Sagan, Carl. Can We Know the Universe?, New York: Random House LLC, 1979. Print.
Sampson, Scott. “Evoliteracy.” Intelligent Thought. Ed. John Brockman. New York: Random House, 2006. 216-222. Print.
Snyder, Gary. Covers the Ground. New York, Counterpoint, 1993. Print.
Stevenson, Mario. “Can Hiv Be Cured?.” Scientific American 299.5 (2008): 78-83. Print.
Thomas, Keith. Man and the Natural World. New York: Pantheon Books, 1983. Print.
Watkins, David. HIV: 25 Years Later. New York: Scientific American, 2008. Print.
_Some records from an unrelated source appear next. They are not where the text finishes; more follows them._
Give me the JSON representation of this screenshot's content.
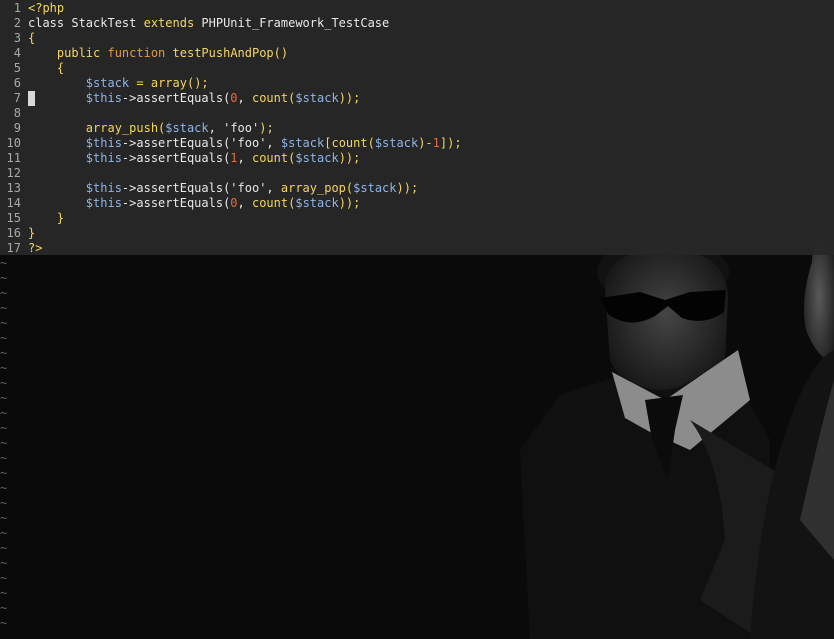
{
  "editor": {
    "lines": [
      {
        "number": "1",
        "segments": [
          {
            "text": "<?php",
            "color": "#f3d55e"
          }
        ]
      },
      {
        "number": "2",
        "segments": [
          {
            "text": "class ",
            "color": "#e8e8e8"
          },
          {
            "text": "StackTest ",
            "color": "#e8e8e8"
          },
          {
            "text": "extends ",
            "color": "#f3d55e"
          },
          {
            "text": "PHPUnit_Framework_TestCase",
            "color": "#e8e8e8"
          }
        ]
      },
      {
        "number": "3",
        "segments": [
          {
            "text": "{",
            "color": "#f3d55e"
          }
        ]
      },
      {
        "number": "4",
        "segments": [
          {
            "text": "    public ",
            "color": "#f3d55e"
          },
          {
            "text": "function ",
            "color": "#e39a35"
          },
          {
            "text": "testPushAndPop",
            "color": "#f3d55e"
          },
          {
            "text": "()",
            "color": "#f3d55e"
          }
        ]
      },
      {
        "number": "5",
        "segments": [
          {
            "text": "    {",
            "color": "#f3d55e"
          }
        ]
      },
      {
        "number": "6",
        "segments": [
          {
            "text": "        $stack",
            "color": "#8fb4e6"
          },
          {
            "text": " = ",
            "color": "#f3d55e"
          },
          {
            "text": "array",
            "color": "#f3d55e"
          },
          {
            "text": "();",
            "color": "#f3d55e"
          }
        ]
      },
      {
        "number": "7",
        "segments": [
          {
            "text": "        $this",
            "color": "#8fb4e6"
          },
          {
            "text": "->assertEquals(",
            "color": "#e8e8e8"
          },
          {
            "text": "0",
            "color": "#e96a3c"
          },
          {
            "text": ", ",
            "color": "#e8e8e8"
          },
          {
            "text": "count",
            "color": "#f3d55e"
          },
          {
            "text": "(",
            "color": "#f3d55e"
          },
          {
            "text": "$stack",
            "color": "#8fb4e6"
          },
          {
            "text": "));",
            "color": "#f3d55e"
          }
        ]
      },
      {
        "number": "8",
        "segments": []
      },
      {
        "number": "9",
        "segments": [
          {
            "text": "        array_push",
            "color": "#f3d55e"
          },
          {
            "text": "(",
            "color": "#f3d55e"
          },
          {
            "text": "$stack",
            "color": "#8fb4e6"
          },
          {
            "text": ", ",
            "color": "#e8e8e8"
          },
          {
            "text": "'foo'",
            "color": "#e8e8e8"
          },
          {
            "text": ");",
            "color": "#f3d55e"
          }
        ]
      },
      {
        "number": "10",
        "segments": [
          {
            "text": "        $this",
            "color": "#8fb4e6"
          },
          {
            "text": "->assertEquals(",
            "color": "#e8e8e8"
          },
          {
            "text": "'foo'",
            "color": "#e8e8e8"
          },
          {
            "text": ", ",
            "color": "#e8e8e8"
          },
          {
            "text": "$stack",
            "color": "#8fb4e6"
          },
          {
            "text": "[",
            "color": "#f3d55e"
          },
          {
            "text": "count",
            "color": "#f3d55e"
          },
          {
            "text": "(",
            "color": "#f3d55e"
          },
          {
            "text": "$stack",
            "color": "#8fb4e6"
          },
          {
            "text": ")-",
            "color": "#f3d55e"
          },
          {
            "text": "1",
            "color": "#e96a3c"
          },
          {
            "text": "]);",
            "color": "#f3d55e"
          }
        ]
      },
      {
        "number": "11",
        "segments": [
          {
            "text": "        $this",
            "color": "#8fb4e6"
          },
          {
            "text": "->assertEquals(",
            "color": "#e8e8e8"
          },
          {
            "text": "1",
            "color": "#e96a3c"
          },
          {
            "text": ", ",
            "color": "#e8e8e8"
          },
          {
            "text": "count",
            "color": "#f3d55e"
          },
          {
            "text": "(",
            "color": "#f3d55e"
          },
          {
            "text": "$stack",
            "color": "#8fb4e6"
          },
          {
            "text": "));",
            "color": "#f3d55e"
          }
        ]
      },
      {
        "number": "12",
        "segments": []
      },
      {
        "number": "13",
        "segments": [
          {
            "text": "        $this",
            "color": "#8fb4e6"
          },
          {
            "text": "->assertEquals(",
            "color": "#e8e8e8"
          },
          {
            "text": "'foo'",
            "color": "#e8e8e8"
          },
          {
            "text": ", ",
            "color": "#e8e8e8"
          },
          {
            "text": "array_pop",
            "color": "#f3d55e"
          },
          {
            "text": "(",
            "color": "#f3d55e"
          },
          {
            "text": "$stack",
            "color": "#8fb4e6"
          },
          {
            "text": "));",
            "color": "#f3d55e"
          }
        ]
      },
      {
        "number": "14",
        "segments": [
          {
            "text": "        $this",
            "color": "#8fb4e6"
          },
          {
            "text": "->assertEquals(",
            "color": "#e8e8e8"
          },
          {
            "text": "0",
            "color": "#e96a3c"
          },
          {
            "text": ", ",
            "color": "#e8e8e8"
          },
          {
            "text": "count",
            "color": "#f3d55e"
          },
          {
            "text": "(",
            "color": "#f3d55e"
          },
          {
            "text": "$stack",
            "color": "#8fb4e6"
          },
          {
            "text": "));",
            "color": "#f3d55e"
          }
        ]
      },
      {
        "number": "15",
        "segments": [
          {
            "text": "    }",
            "color": "#f3d55e"
          }
        ]
      },
      {
        "number": "16",
        "segments": [
          {
            "text": "}",
            "color": "#f3d55e"
          }
        ]
      },
      {
        "number": "17",
        "segments": [
          {
            "text": "?>",
            "color": "#f3d55e"
          }
        ]
      }
    ],
    "cursor_line": "7",
    "empty_line_marker": "~",
    "empty_line_count": 25,
    "colors": {
      "panel_background": "#282828",
      "line_number": "#a8a8a8",
      "tilde": "#606060",
      "cursor": "#d8d8d8"
    }
  }
}
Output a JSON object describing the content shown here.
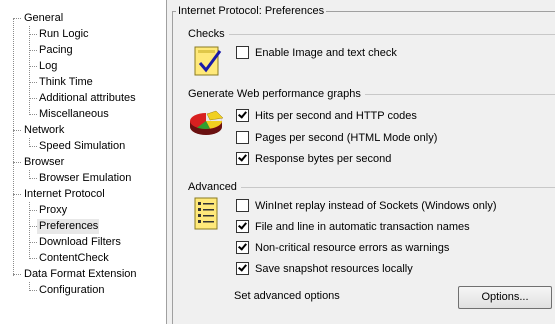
{
  "tree": {
    "groups": [
      {
        "label": "General",
        "children": [
          "Run Logic",
          "Pacing",
          "Log",
          "Think Time",
          "Additional attributes",
          "Miscellaneous"
        ]
      },
      {
        "label": "Network",
        "children": [
          "Speed Simulation"
        ]
      },
      {
        "label": "Browser",
        "children": [
          "Browser Emulation"
        ]
      },
      {
        "label": "Internet Protocol",
        "children": [
          "Proxy",
          "Preferences",
          "Download Filters",
          "ContentCheck"
        ]
      },
      {
        "label": "Data Format Extension",
        "children": [
          "Configuration"
        ]
      }
    ],
    "selected": "Preferences"
  },
  "panel": {
    "title": "Internet Protocol: Preferences",
    "sections": {
      "checks": {
        "title": "Checks",
        "icon": "checklist-icon",
        "options": [
          {
            "label": "Enable Image and text check",
            "checked": false
          }
        ]
      },
      "graphs": {
        "title": "Generate Web performance graphs",
        "icon": "pie-chart-icon",
        "options": [
          {
            "label": "Hits per second and HTTP codes",
            "checked": true
          },
          {
            "label": "Pages per second (HTML Mode only)",
            "checked": false
          },
          {
            "label": "Response bytes per second",
            "checked": true
          }
        ]
      },
      "advanced": {
        "title": "Advanced",
        "icon": "settings-list-icon",
        "options": [
          {
            "label": "WinInet replay instead of Sockets (Windows only)",
            "checked": false
          },
          {
            "label": "File and line in automatic transaction names",
            "checked": true
          },
          {
            "label": "Non-critical resource errors as warnings",
            "checked": true
          },
          {
            "label": "Save snapshot resources locally",
            "checked": true
          }
        ],
        "set_label": "Set advanced options",
        "button_label": "Options..."
      }
    }
  },
  "colors": {
    "background": "#f0f0f0",
    "tree_background": "#ffffff",
    "selection": "#e8e8e8"
  }
}
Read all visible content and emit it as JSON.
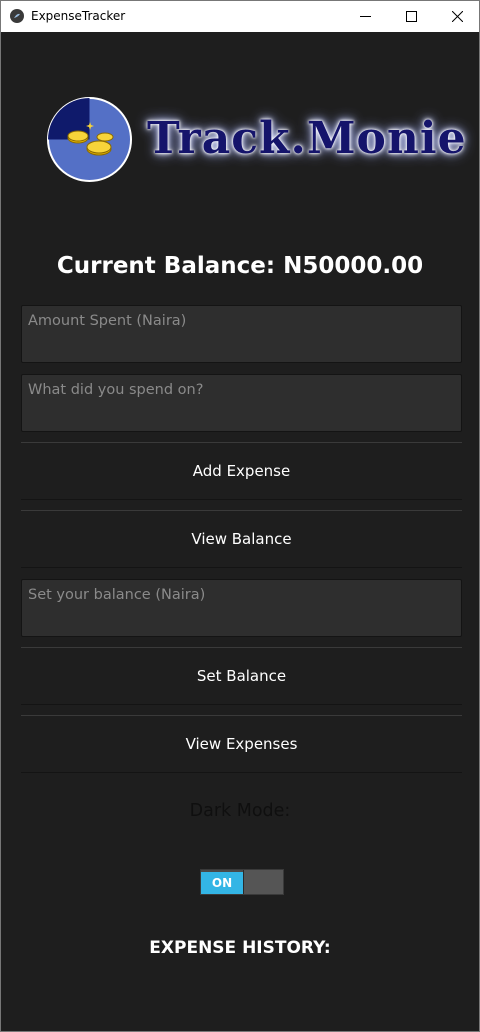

Weisman, Alan. The World Without Us, New York: St. Martins: Press, 2007. Print.